Aboa Vetus & Ars Nova (summer of 2011)

For those of you who haven't been there already, the Aboa Vetus & Ars Nova is the museum of history and contemporary art. Located maybe 500 m from Turku Cathedral, it's both near the market square and the rest of the city center. And the museum closest to where Mikael and I live.

My good friend Mimi is working in the museum this summer summer, and since her sister came for a visit yesterday, Mimi guided us around the museum. I think she's a brilliant guide, and I'm not saying it just because she's a friend.

The museum is divided into two parts. The historic part (Aboa Vetus, or 'old Turku') is located in the basement, and the sections for contemporary art (Ars Nova) is located on the two upper levels. The ground floor is where the ticket office, gift shop and the Aula café is located ('aula' is the word for 'lobby', so it's a slight play on words). Click on the link to see the virtual tour.

The exhibition at the contemporary art section changes when the current exhibition has run it's course, which takes about 1/2-1 year. The current exhibition, the "Turku Biennal 2011 - Patterns of the Mind" will be on until the 9th of October (2011).

I loved seeing, again, the ruins that are left of the old merchant district of medieval Turku, and the new section covering the epochs between the years 1600-1920. Next time, I'll spend a little more time there, because there simply wasn't time enough yesterday.
I really enjoyed the Biennal-exhibition, and I'm sure you would enjoy it too. The artist who've contributed to it all have "rooms" of their own, so as you walk from room to room you're taken into their version of the theme "patterns of the mind". There were three rooms/artist(s) I enjoyed immensely:
  • Elena Gubanova's and Ivan Govorkov's graffitis, where they had taken thin calligraphy markers and drawn croquis' all over the room, many on to of one another. You could literally loose yourself in them, they were so nice.
  • Cia Rinne's play on words, in which one of the pieces was this section with small mementos is plastic bags together with small comments. Enjoyed it immensely, made me smile.
  • the room where the artist had made an optical labyrinth just by attaching black threads from focal points in the room. Brilliant, I must say.
  • the artist who had made a 2-bit calculator, which calculated away when you put switched it on.
[I know, when I visit again in 2 weeks, I'll make a note of the names and re-post them aling with the proper names of the pieces. I was so mesmerized, I forgot to write them down!]

And, since the exhibition itself is off limits to cameras, I'll just leave you with a few personal pictures instead.

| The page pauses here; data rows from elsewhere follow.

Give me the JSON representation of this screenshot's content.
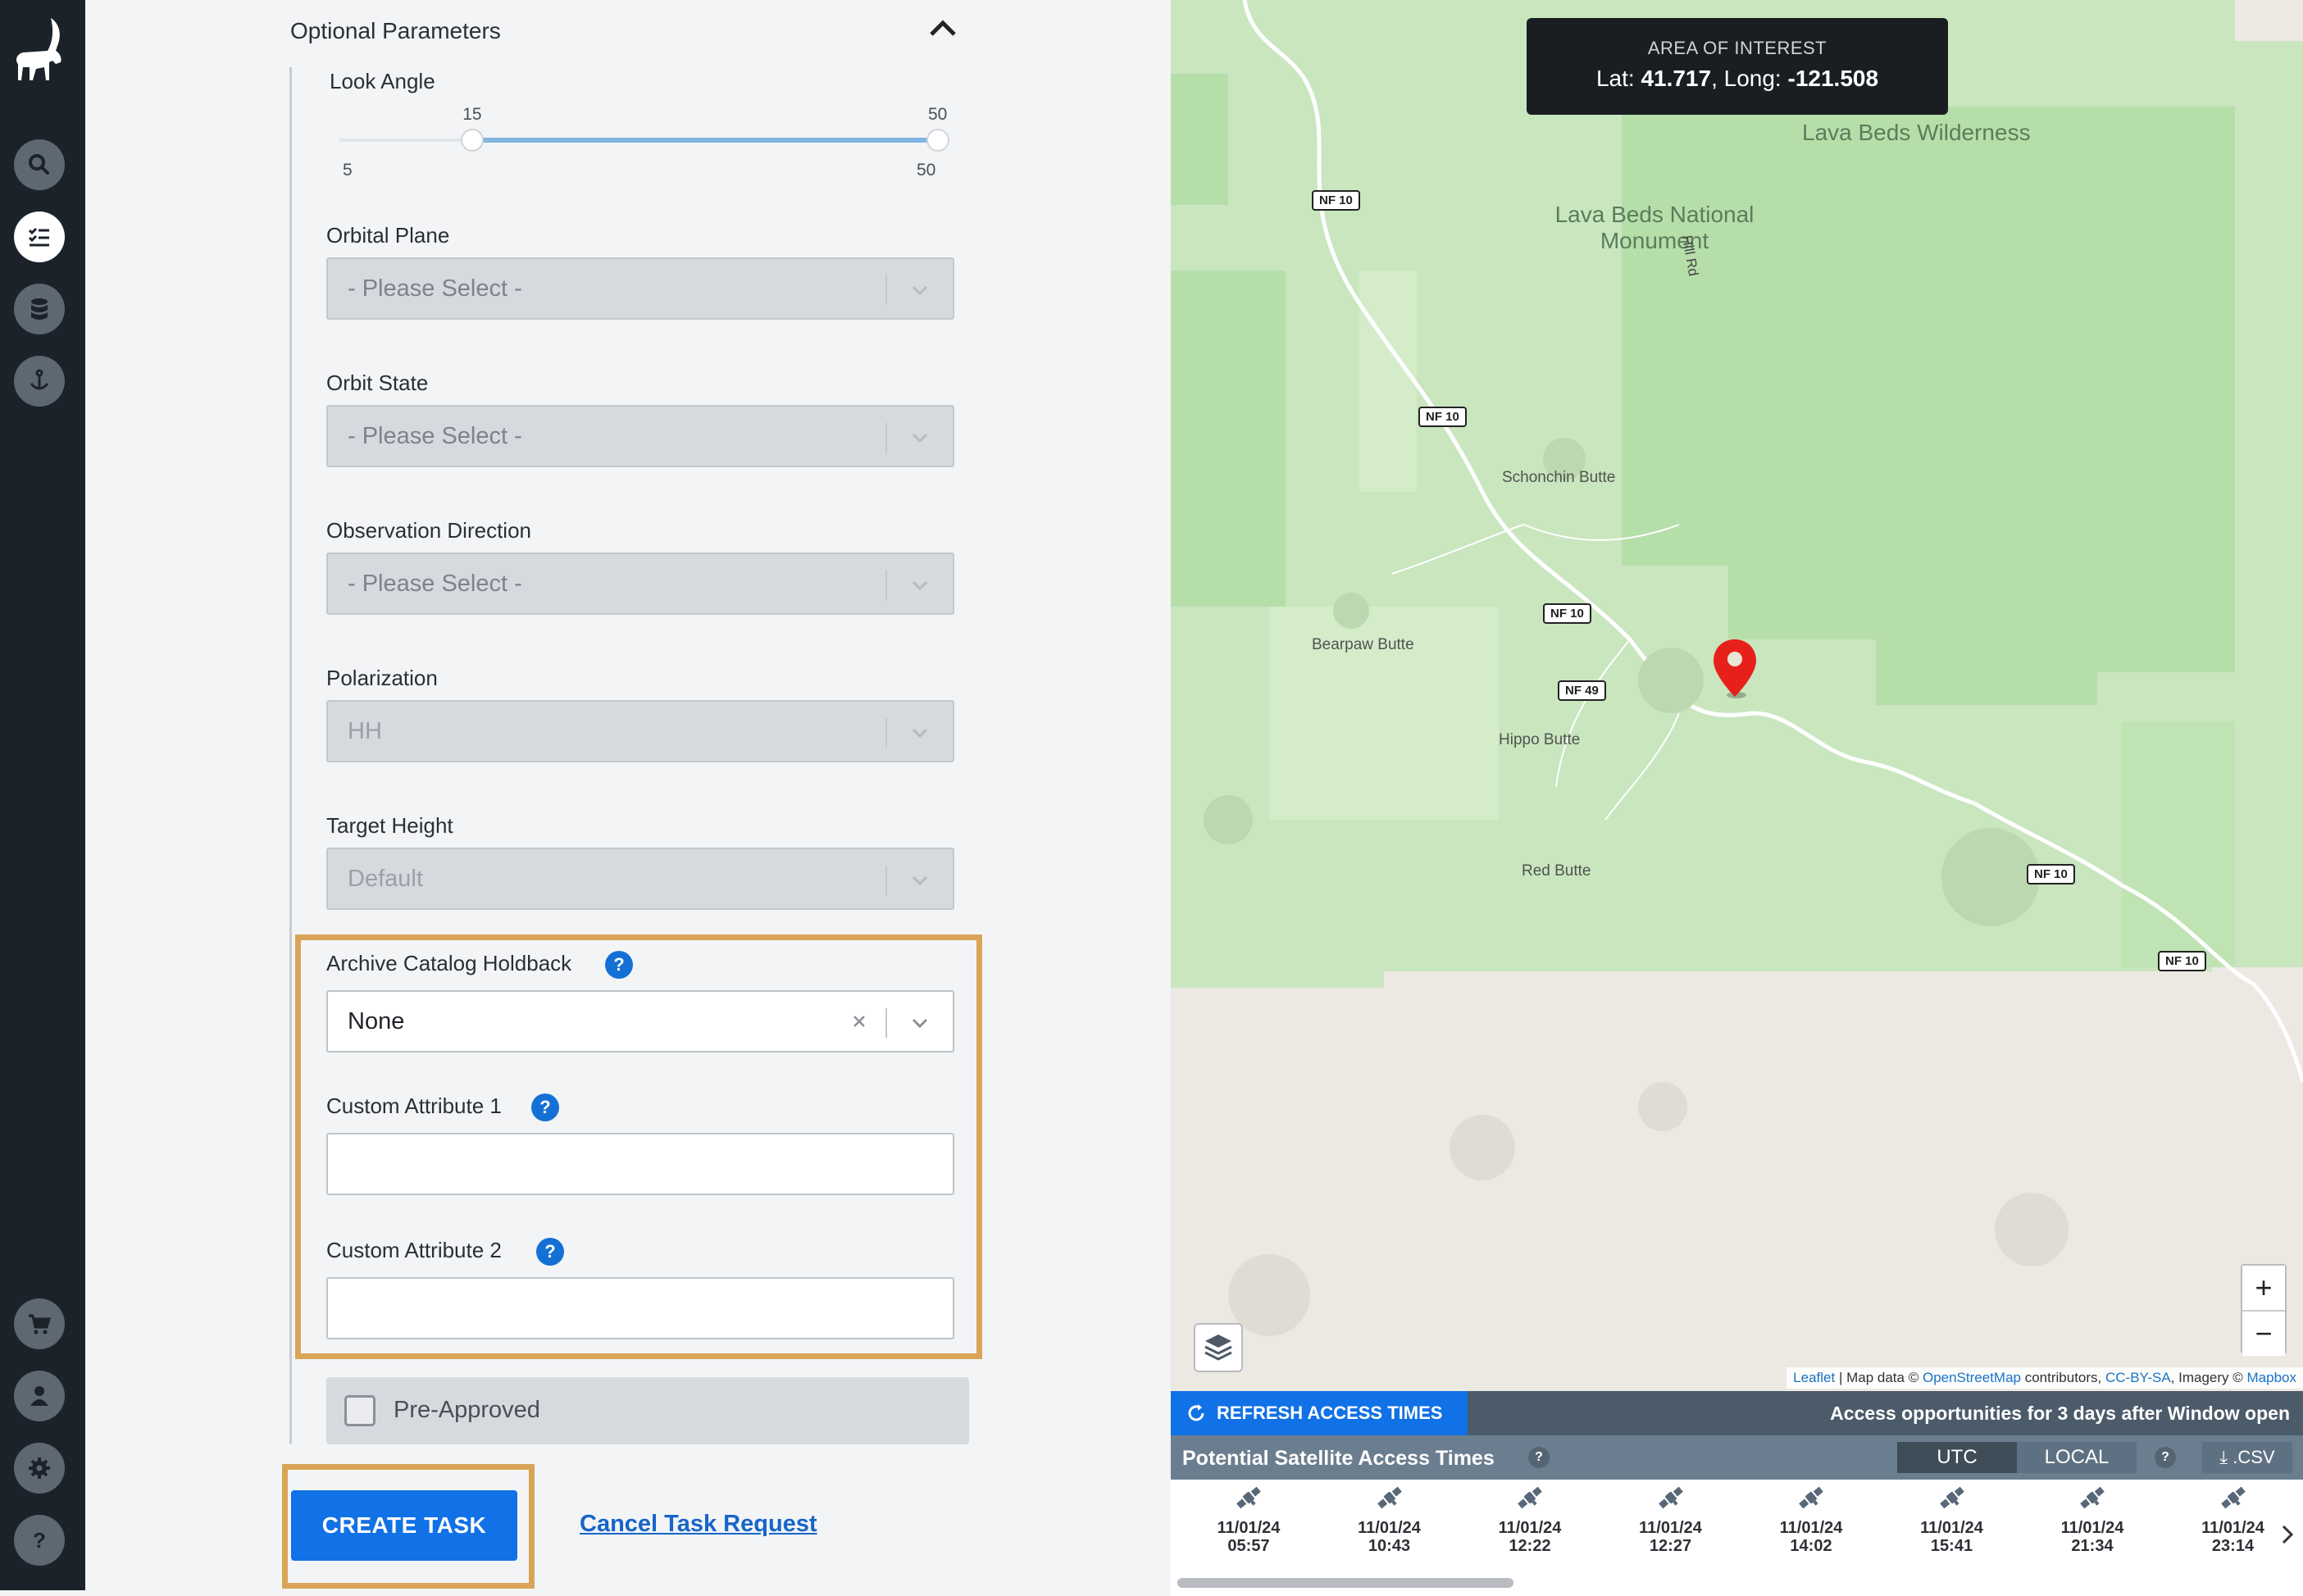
{
  "sidebar": {
    "nav": [
      {
        "name": "search-icon"
      },
      {
        "name": "task-list-icon"
      },
      {
        "name": "database-icon"
      },
      {
        "name": "anchor-icon"
      },
      {
        "name": "cart-icon"
      },
      {
        "name": "user-icon"
      },
      {
        "name": "gear-icon"
      },
      {
        "name": "help-icon"
      }
    ]
  },
  "form": {
    "section_title": "Optional Parameters",
    "look_angle": {
      "label": "Look Angle",
      "min_label": "5",
      "max_label": "50",
      "low": "15",
      "high": "50",
      "min": 5,
      "max": 50,
      "low_value": 15,
      "high_value": 50
    },
    "orbital_plane": {
      "label": "Orbital Plane",
      "value": "- Please Select -"
    },
    "orbit_state": {
      "label": "Orbit State",
      "value": "- Please Select -"
    },
    "observation_direction": {
      "label": "Observation Direction",
      "value": "- Please Select -"
    },
    "polarization": {
      "label": "Polarization",
      "value": "HH"
    },
    "target_height": {
      "label": "Target Height",
      "value": "Default"
    },
    "archive_holdback": {
      "label": "Archive Catalog Holdback",
      "value": "None"
    },
    "custom_attr_1": {
      "label": "Custom Attribute 1",
      "value": ""
    },
    "custom_attr_2": {
      "label": "Custom Attribute 2",
      "value": ""
    },
    "pre_approved": {
      "label": "Pre-Approved",
      "checked": false
    },
    "help_glyph": "?",
    "create_label": "CREATE TASK",
    "cancel_label": "Cancel Task Request",
    "highlight_color": "#d9a458",
    "primary_color": "#1171e6"
  },
  "map": {
    "aoi_title": "AREA OF INTEREST",
    "lat_label": "Lat:",
    "lat": "41.717",
    "long_label": "Long:",
    "long": "-121.508",
    "places": {
      "wilderness": "Lava Beds Wilderness",
      "monument_1": "Lava Beds National",
      "monument_2": "Monument",
      "schonchin": "Schonchin Butte",
      "bearpaw": "Bearpaw Butte",
      "hippo": "Hippo Butte",
      "red": "Red Butte"
    },
    "roads": {
      "nf10": "NF 10",
      "nf49": "NF 49",
      "hill_rd": "Hill Rd"
    },
    "zoom_in": "+",
    "zoom_out": "−",
    "attribution": {
      "leaflet": "Leaflet",
      "sep": "|",
      "map_data": "Map data ©",
      "osm": "OpenStreetMap",
      "contributors": "contributors,",
      "license": "CC-BY-SA",
      "imagery": ", Imagery ©",
      "mapbox": "Mapbox"
    },
    "colors": {
      "park": "#c9e6bf",
      "park_dark": "#b2dca3",
      "land": "#ece8e2",
      "pin": "#e8201b"
    }
  },
  "access": {
    "refresh_label": "REFRESH ACCESS TIMES",
    "opportunity_text": "Access opportunities for 3 days after Window open",
    "title": "Potential Satellite Access Times",
    "help_glyph": "?",
    "utc_label": "UTC",
    "local_label": "LOCAL",
    "csv_label": ".CSV",
    "slots": [
      {
        "date": "11/01/24",
        "time": "05:57"
      },
      {
        "date": "11/01/24",
        "time": "10:43"
      },
      {
        "date": "11/01/24",
        "time": "12:22"
      },
      {
        "date": "11/01/24",
        "time": "12:27"
      },
      {
        "date": "11/01/24",
        "time": "14:02"
      },
      {
        "date": "11/01/24",
        "time": "15:41"
      },
      {
        "date": "11/01/24",
        "time": "21:34"
      },
      {
        "date": "11/01/24",
        "time": "23:14"
      }
    ]
  }
}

Standing in the stairwell leading up to the second floor.
Tommy (Mimi's BF), Sussi and Mimi.
View from one of the second floor balconies.
Outside the museum.
Sussi watching as Mimi is taking a picture of the sea gull sitting on
top of one of the plastic eiders floating on the Aura river.
"A bird, on a bird"